April 17: Anonymous and the Craftiness of Craft and the Trickiness of Trickery

Join the NYU Center for Media, Culture and History, in collaboration with the Department of Anthropology, for Anonymous and the Craftiness of Craft and the Trickiness of Trickery.

Thursday, April 17, 5:00pm - 6:30 pm
Media, Culture, and Communications
239 Green Street, 8th Floor

This event is free and open to the public. Visit the event page for more information.

April 17: Grey Art Gallery Exhibition

Please join NYU and NYCExhibition for an exhibition opening at the Grey Art Gallery: Energy That is All Around.

Thursday, April 17, 7:00 - 9:00pm
Grey Art Gallery
100 Washington Square East

ENERGY THAT IS ALL AROUND is curated by Natasha Boas and organized by the Walter and McBean Galleries, San Francisco Art Institute.  The exhibit itself will be on display from April 15 through July 12, the April 17 event is the opening reception.

This event is free and open to the public.  No RSVP required.

For more information, call 212-998-6780.

April 17: Book Discussion at the IPK

The Institute for Public Knowledge invites you to join them for a book discussion with Thomas Piketty, Julia Ott, David Stasavage, Frédéric Viguier on Piketty's new book Capital in the Twenty-First Century.


Thursday, April 17, 4:00 pm - 6:00 pm
20 Cooper Square, 5th Floor

In Capital in the Twenty-First Century, Thomas Piketty analyzes a unique collection of data from twenty countries, ranging as far back as the eighteenth century, to uncover key economic and social patterns. His findings will transform debate and set the agenda for the next generation of thought about wealth and inequality.

Piketty shows that modern economic growth and the diffusion of knowledge have allowed us to avoid inequalities on the apocalyptic scale predicted by Karl Marx. But we have not modified the deep structures of capital and inequality as much as we thought in the optimistic decades following World War II. The main driver of inequality—the tendency of returns on capital to exceed the rate of economic growth—today threatens to generate extreme inequalities that stir discontent and undermine democratic values.
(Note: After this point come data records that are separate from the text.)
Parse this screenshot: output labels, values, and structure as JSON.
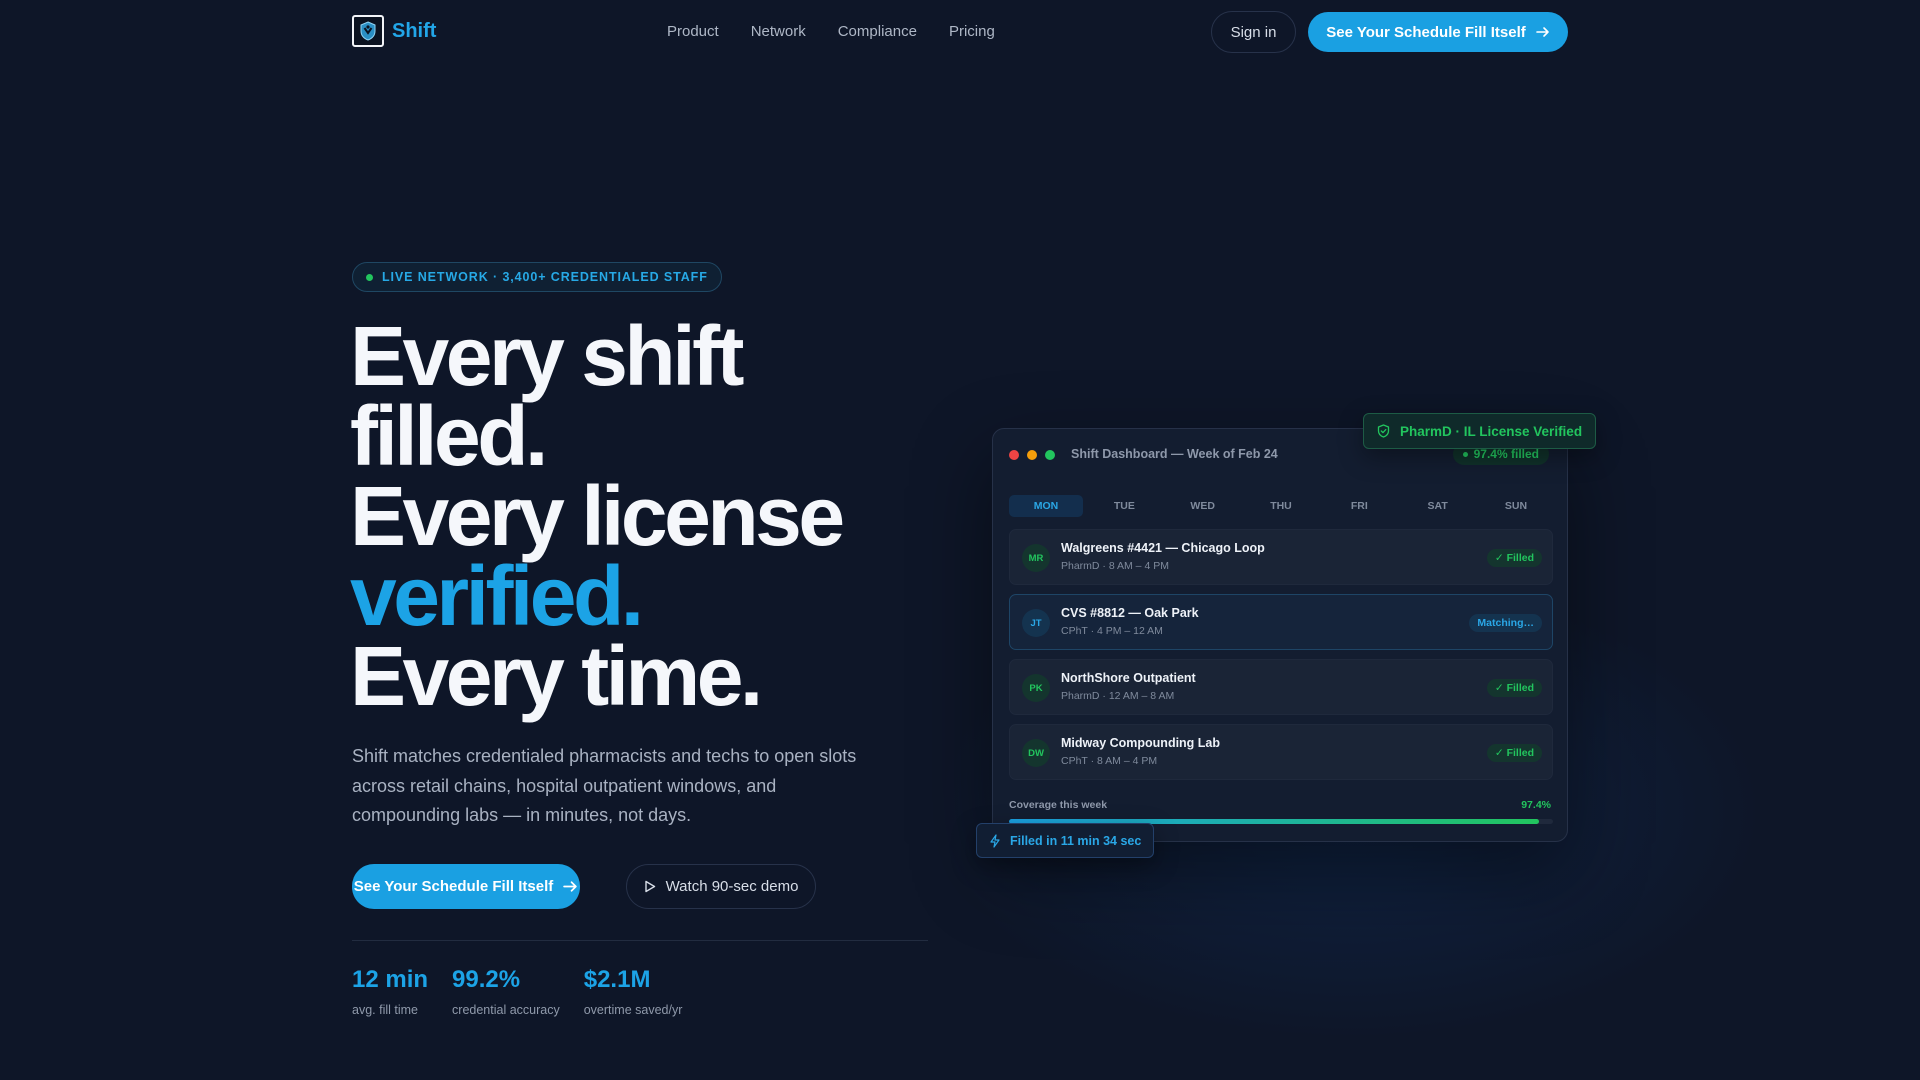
{
  "brand": {
    "name": "Shift",
    "logo_icon": "shield-logo-icon"
  },
  "nav": {
    "links": [
      "Product",
      "Network",
      "Compliance",
      "Pricing"
    ],
    "signin_label": "Sign in",
    "cta_label": "See Your Schedule Fill Itself"
  },
  "hero": {
    "pill": "LIVE NETWORK · 3,400+ CREDENTIALED STAFF",
    "headline": {
      "line1": "Every shift",
      "line2": "filled.",
      "line3": "Every license",
      "line4": "verified.",
      "line5": "Every time."
    },
    "subcopy": "Shift matches credentialed pharmacists and techs to open slots across retail chains, hospital outpatient windows, and compounding labs — in minutes, not days.",
    "cta_label": "See Your Schedule Fill Itself",
    "demo_label": "Watch 90-sec demo"
  },
  "stats": [
    {
      "value": "12 min",
      "label": "avg. fill time"
    },
    {
      "value": "99.2%",
      "label": "credential accuracy"
    },
    {
      "value": "$2.1M",
      "label": "overtime saved/yr"
    }
  ],
  "dashboard": {
    "title": "Shift Dashboard — Week of Feb 24",
    "badge": "97.4% filled",
    "days": [
      "MON",
      "TUE",
      "WED",
      "THU",
      "FRI",
      "SAT",
      "SUN"
    ],
    "active_day": "MON",
    "shifts": [
      {
        "initials": "MR",
        "name": "Walgreens #4421 — Chicago Loop",
        "detail": "PharmD · 8 AM – 4 PM",
        "status": "✓ Filled",
        "state": "filled"
      },
      {
        "initials": "JT",
        "name": "CVS #8812 — Oak Park",
        "detail": "CPhT · 4 PM – 12 AM",
        "status": "Matching…",
        "state": "matching"
      },
      {
        "initials": "PK",
        "name": "NorthShore Outpatient",
        "detail": "PharmD · 12 AM – 8 AM",
        "status": "✓ Filled",
        "state": "filled"
      },
      {
        "initials": "DW",
        "name": "Midway Compounding Lab",
        "detail": "CPhT · 8 AM – 4 PM",
        "status": "✓ Filled",
        "state": "filled"
      }
    ],
    "coverage_label": "Coverage this week",
    "coverage_value": "97.4%",
    "coverage_fraction": 0.974
  },
  "chips": {
    "verified": "PharmD · IL License Verified",
    "fill_time": "Filled in 11 min 34 sec"
  },
  "colors": {
    "accent": "#1ca3e6",
    "success": "#22c55e",
    "background": "#0e1628"
  }
}
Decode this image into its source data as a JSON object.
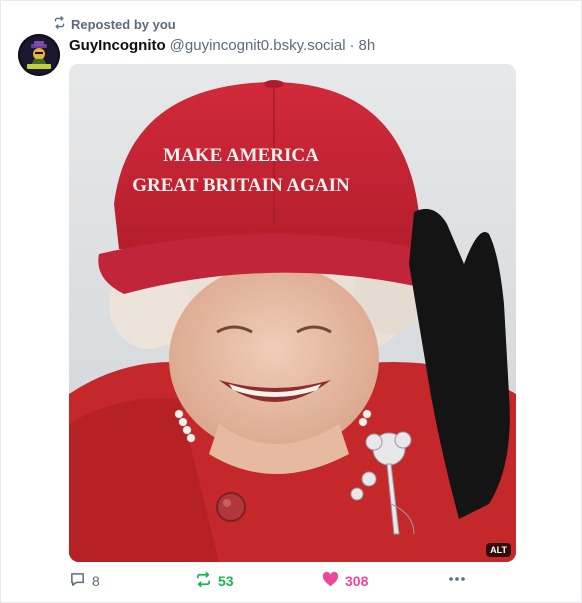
{
  "repost": {
    "label": "Reposted by you",
    "icon": "repost-icon"
  },
  "post": {
    "author_name": "GuyIncognito",
    "handle": "@guyincognit0.bsky.social",
    "separator": "·",
    "time": "8h",
    "image": {
      "hat_line1": "MAKE AMERICA",
      "hat_line2": "GREAT BRITAIN AGAIN",
      "alt_badge": "ALT"
    }
  },
  "actions": {
    "reply_count": "8",
    "repost_count": "53",
    "like_count": "308",
    "repost_color": "#13b84d",
    "like_color": "#ec4899"
  }
}
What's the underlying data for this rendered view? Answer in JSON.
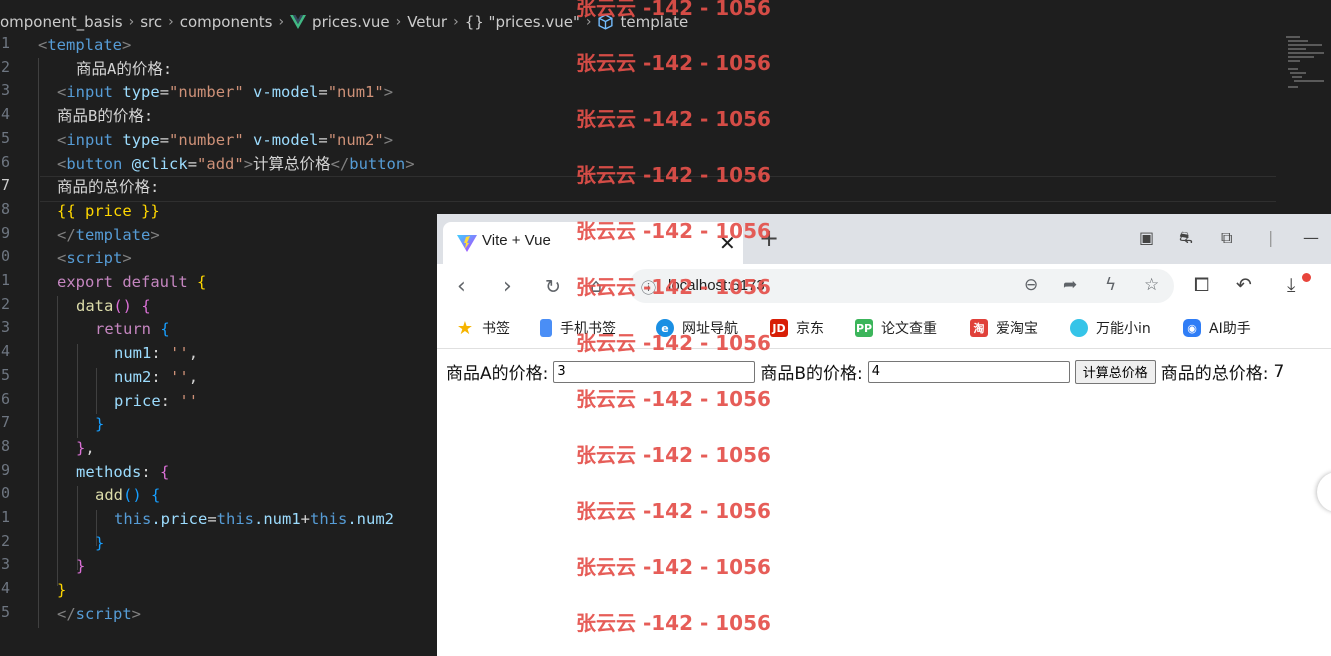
{
  "editor": {
    "breadcrumb": {
      "items": [
        "omponent_basis",
        "src",
        "components",
        "prices.vue",
        "Vetur",
        "{} \"prices.vue\"",
        "template"
      ]
    },
    "line_numbers": [
      "1",
      "2",
      "3",
      "4",
      "5",
      "6",
      "7",
      "8",
      "9",
      "0",
      "1",
      "2",
      "3",
      "4",
      "5",
      "6",
      "7",
      "8",
      "9",
      "0",
      "1",
      "2",
      "3",
      "4",
      "5"
    ],
    "active_line_number": "7",
    "code": {
      "l1_open": "<",
      "l1_tag": "template",
      "l1_close": ">",
      "l2_text": "商品A的价格:",
      "l3_open": "<",
      "l3_tag": "input",
      "l3_attr1": "type",
      "l3_eq1": "=",
      "l3_val1": "\"number\"",
      "l3_attr2": "v-model",
      "l3_eq2": "=",
      "l3_val2": "\"num1\"",
      "l3_close": ">",
      "l4_text": "商品B的价格:",
      "l5_open": "<",
      "l5_tag": "input",
      "l5_attr1": "type",
      "l5_eq1": "=",
      "l5_val1": "\"number\"",
      "l5_attr2": "v-model",
      "l5_eq2": "=",
      "l5_val2": "\"num2\"",
      "l5_close": ">",
      "l6_open": "<",
      "l6_tag": "button",
      "l6_attr": "@click",
      "l6_eq": "=",
      "l6_val": "\"add\"",
      "l6_close": ">",
      "l6_text": "计算总价格",
      "l6_end_open": "</",
      "l6_end_tag": "button",
      "l6_end_close": ">",
      "l7_text": "商品的总价格:",
      "l8_text": "{{ price }}",
      "l9_open": "</",
      "l9_tag": "template",
      "l9_close": ">",
      "l10_open": "<",
      "l10_tag": "script",
      "l10_close": ">",
      "l11_kw": "export default",
      "l11_brace": "{",
      "l12_fn": "data",
      "l12_parens": "()",
      "l12_brace": "{",
      "l13_kw": "return",
      "l13_brace": "{",
      "l14_prop": "num1",
      "l14_colon": ":",
      "l14_str": "''",
      "l14_comma": ",",
      "l15_prop": "num2",
      "l15_colon": ":",
      "l15_str": "''",
      "l15_comma": ",",
      "l16_prop": "price",
      "l16_colon": ":",
      "l16_str": "''",
      "l17_brace": "}",
      "l18_brace": "}",
      "l18_comma": ",",
      "l19_prop": "methods",
      "l19_colon": ":",
      "l19_brace": "{",
      "l20_fn": "add",
      "l20_parens": "()",
      "l20_brace": "{",
      "l21_this1": "this",
      "l21_price": ".price",
      "l21_eq": "=",
      "l21_this2": "this",
      "l21_num1": ".num1",
      "l21_plus": "+",
      "l21_this3": "this",
      "l21_num2": ".num2",
      "l22_brace": "}",
      "l23_brace": "}",
      "l24_brace": "}",
      "l25_open": "</",
      "l25_tag": "script",
      "l25_close": ">"
    }
  },
  "watermark": {
    "text": "张云云 -142 - 1056",
    "color": "#e4504a"
  },
  "browser": {
    "tab_title": "Vite + Vue",
    "tab_close": "✕",
    "new_tab": "+",
    "url": "localhost:5173",
    "bookmarks": [
      {
        "label": "书签",
        "icon": "star-icon"
      },
      {
        "label": "手机书签",
        "icon": "phone-icon"
      },
      {
        "label": "网址导航",
        "icon": "edge-icon"
      },
      {
        "label": "京东",
        "icon": "jd-icon",
        "badge": "JD"
      },
      {
        "label": "论文查重",
        "icon": "pp-icon",
        "badge": "PP"
      },
      {
        "label": "爱淘宝",
        "icon": "taobao-icon",
        "badge": "淘"
      },
      {
        "label": "万能小in",
        "icon": "xiaoin-icon"
      },
      {
        "label": "AI助手",
        "icon": "ai-icon"
      }
    ],
    "app": {
      "label_a": "商品A的价格:",
      "value_a": "3",
      "label_b": "商品B的价格:",
      "value_b": "4",
      "button_label": "计算总价格",
      "total_label": "商品的总价格:",
      "total_value": "7"
    }
  }
}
But economic trends are not acts of God. Political action has curbed dangerous inequalities in the past, Piketty says, and may do so again. 

Visit the event page for more information on this event and the discussion participants.

April 17: Summer@theCenter Info Session

The NYU Office of Government and Community Affairs is happy to promote the following free and public event from one of our neighbors:  
The Center for Architecture Foundation invites you to an Info Session to learn more about their architecture youth programs and Summer@theCenter architecture summer camps.


Thursday, April 17, 3:00 pm - 4:00 pm
Center for Architecture
536 LaGuardia Place

See their programs in action and learn more about a typical week at their Summer@theCenter programs.
3:00 - 3:30 PM: Summer Camp Q & A and slides of past programs.
3:30 - 4:00 PM: See our programs in action. Observe the final student presentations in our Vacation Camp.

This Info Session is free and open to the public. Visit the event page for additional information.